Make sure the keytab is always up to date with the current state for the corresponding SpectX service account in Active Directory. Should the KVNO parameter for the account change in Active Directory (i.e. due to ktpass run for the account), SpectX will fail to authenticate with outdated keytab with error “ No key to store”. Invalid keys in the keytab can also cause “org.ietf.jgss.GSSException: Failure unspecified at GSS-API level (Mechanism level: Checksum failed)” error.

If principal for the SpectX account was created properly, you should be able to request a TGT (Ticket Granting Ticket) from Kerberos using that principal. You can test it by running kinit command on SpectX machine as follows:

$ kinit -V –kt spectx.keytab HTTP/

The command may be prepended with “env KRB5_CONFIG=/path/to/krb5.conf ” to specify a path to custom krb5.conf.

After it has run successfully, klist command will display the obtained TGT.

However if it fails with message kinit: KDC has no support for encryption type while getting initial credentials, change the default encryption types in krb5.conf file (default_tgs_enctypes and default_tkt_enctypes parameters in libdefaults section) to ones accepted by KDC. If it fails with message kinit: KDC reply did not match expectations while getting initial credentials then ensure that required realms are registered in krb5.conf with names in upper case letters.

Then, using the LDAP search tool, you can test if LDAP query can be successfully executed with obtained Kerberos credentials by running the command:

$ ldapsearch -H ldap:// -b <base-dn> <filter>

where -H specifies a protocol/host/port part of url configuration parameter and -b specifies its base-dn element, and <filter> is value of filter parameter with {0}/{1} substituted by a username/userPrincipalName of any user belonging to target Active Directory group.

Both kinit and ldapsearch commands might be prepended with “KRB5_TRACE=/dev/stderr ” to enable Kerberos-related diagnostic logging to be printed to stderr.

Finally, destroy your Kerberos ticket by calling kdestroy command:

$ kdestroy

Kerberos Configuration

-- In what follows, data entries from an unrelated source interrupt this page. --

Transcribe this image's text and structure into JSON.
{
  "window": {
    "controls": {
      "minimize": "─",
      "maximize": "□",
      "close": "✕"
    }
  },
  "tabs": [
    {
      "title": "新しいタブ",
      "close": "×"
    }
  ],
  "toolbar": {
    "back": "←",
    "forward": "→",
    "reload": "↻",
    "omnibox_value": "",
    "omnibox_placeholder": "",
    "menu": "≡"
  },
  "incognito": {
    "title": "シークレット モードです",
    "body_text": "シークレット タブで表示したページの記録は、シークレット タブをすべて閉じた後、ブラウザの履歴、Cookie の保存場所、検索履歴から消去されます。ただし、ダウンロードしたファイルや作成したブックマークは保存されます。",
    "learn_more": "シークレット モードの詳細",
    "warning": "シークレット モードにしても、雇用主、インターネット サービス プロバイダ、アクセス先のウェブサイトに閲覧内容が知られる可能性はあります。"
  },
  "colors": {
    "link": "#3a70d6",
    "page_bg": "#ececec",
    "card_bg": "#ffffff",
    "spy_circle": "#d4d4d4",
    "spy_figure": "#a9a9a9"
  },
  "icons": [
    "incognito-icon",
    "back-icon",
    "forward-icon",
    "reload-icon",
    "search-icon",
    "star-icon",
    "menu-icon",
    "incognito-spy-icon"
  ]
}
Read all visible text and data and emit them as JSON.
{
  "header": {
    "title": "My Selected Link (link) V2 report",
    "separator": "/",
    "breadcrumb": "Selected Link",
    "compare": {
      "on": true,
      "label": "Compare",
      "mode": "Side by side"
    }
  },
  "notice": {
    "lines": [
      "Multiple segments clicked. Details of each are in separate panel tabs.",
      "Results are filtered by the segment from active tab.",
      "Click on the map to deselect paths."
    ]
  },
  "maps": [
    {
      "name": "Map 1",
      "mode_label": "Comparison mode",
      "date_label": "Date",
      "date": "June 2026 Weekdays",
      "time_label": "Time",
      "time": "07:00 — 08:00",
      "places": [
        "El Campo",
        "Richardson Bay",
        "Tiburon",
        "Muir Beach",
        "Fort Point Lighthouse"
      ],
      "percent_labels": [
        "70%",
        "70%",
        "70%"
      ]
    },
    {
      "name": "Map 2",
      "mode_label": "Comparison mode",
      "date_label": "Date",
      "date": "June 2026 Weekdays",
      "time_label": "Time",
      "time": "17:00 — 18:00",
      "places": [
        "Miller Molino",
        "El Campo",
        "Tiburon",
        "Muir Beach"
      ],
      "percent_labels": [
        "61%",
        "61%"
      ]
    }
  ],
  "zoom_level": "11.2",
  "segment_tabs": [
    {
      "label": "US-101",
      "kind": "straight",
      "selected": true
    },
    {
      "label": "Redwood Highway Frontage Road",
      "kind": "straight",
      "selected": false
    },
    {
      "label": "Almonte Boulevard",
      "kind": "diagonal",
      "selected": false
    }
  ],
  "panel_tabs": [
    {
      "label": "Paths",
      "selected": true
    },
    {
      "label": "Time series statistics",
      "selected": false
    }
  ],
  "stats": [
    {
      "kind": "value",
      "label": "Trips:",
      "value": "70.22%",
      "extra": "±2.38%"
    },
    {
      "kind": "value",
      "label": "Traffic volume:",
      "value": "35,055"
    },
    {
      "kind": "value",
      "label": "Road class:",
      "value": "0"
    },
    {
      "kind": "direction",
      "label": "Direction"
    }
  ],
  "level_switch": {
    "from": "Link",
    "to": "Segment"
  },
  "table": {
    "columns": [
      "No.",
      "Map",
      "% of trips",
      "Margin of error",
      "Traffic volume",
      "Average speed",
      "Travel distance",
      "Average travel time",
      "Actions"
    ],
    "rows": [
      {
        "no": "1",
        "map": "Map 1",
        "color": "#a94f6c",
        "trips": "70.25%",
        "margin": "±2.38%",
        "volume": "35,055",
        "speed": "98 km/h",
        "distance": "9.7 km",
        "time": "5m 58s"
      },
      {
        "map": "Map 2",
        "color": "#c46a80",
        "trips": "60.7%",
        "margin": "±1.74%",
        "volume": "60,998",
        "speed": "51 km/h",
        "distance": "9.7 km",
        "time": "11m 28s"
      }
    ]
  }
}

The essential Kerberos configuration information is the default realm and the default KDC. These may be set either in the SpectX configuration or in the krb5.conf file.

When wgui.spnegoAuth.kdc is set to KDC location in the SpectX’s configuration file then it is not obtained from the krb5.conf configuration file.

Also in this case, value of wgui.spnegoAuth.realm becomes the default Kerberos realm.

However, if KDC location is not set in configuration, or if other Kerberos configuration information is needed, an attempt is made to find the required information in the krb5.conf file. The algorithm to locate the krb5.conf file is the following:

  • If the system property is set, its value is assumed to specify the path and file name.
  • If the configuration property wgui.spnegoAuth.krb5Conf is set, its value is assumed to specify the path and file name. System property is set to this value.
  • If neither that configuration property value nor system property values are set, then krb5.conf file is looked for in the directory <java-home>/lib/security
  • If the file is still not found, then an attempt is made to locate it as follows:
    • c:\\winnt\\krb5.ini (Windows)
    • /etc/krb5.conf (Linux/OSX)
  • If the file is still not found, then implementation-specific defaults are used.

In simple setups, specifying wgui.spnegoAuth.kdc should be enough to allow SpectX to authenticate in Windows domain. Should your environment require Kerberos configuration fine-tuning or customization (for instance when HDFS data sources are used), you have to either edit default krb5.conf on the machine or create your own and register its path in wgui.spnegoAuth.krb5Conf configuration parameter.

For the content of krb5.conf file, consult MIT documentation .

The minimal krb5.conf might look as follows:

      kdc =

Enabling Kerberos debug logging

With setting up Kerberos, many things can go wrong. You might have to enable additional debug logs to determine the root cause of the issue. To understand the problem during SPNEGO GSS context negotiation or look at the Kerberos message exchange, you can enable Kerberos/SPNEGO debug logging on JRE, by adding the following line to environment script


and restarting SpectX. The Kerberos and GSS-API debug log messages will be then printed to stdout.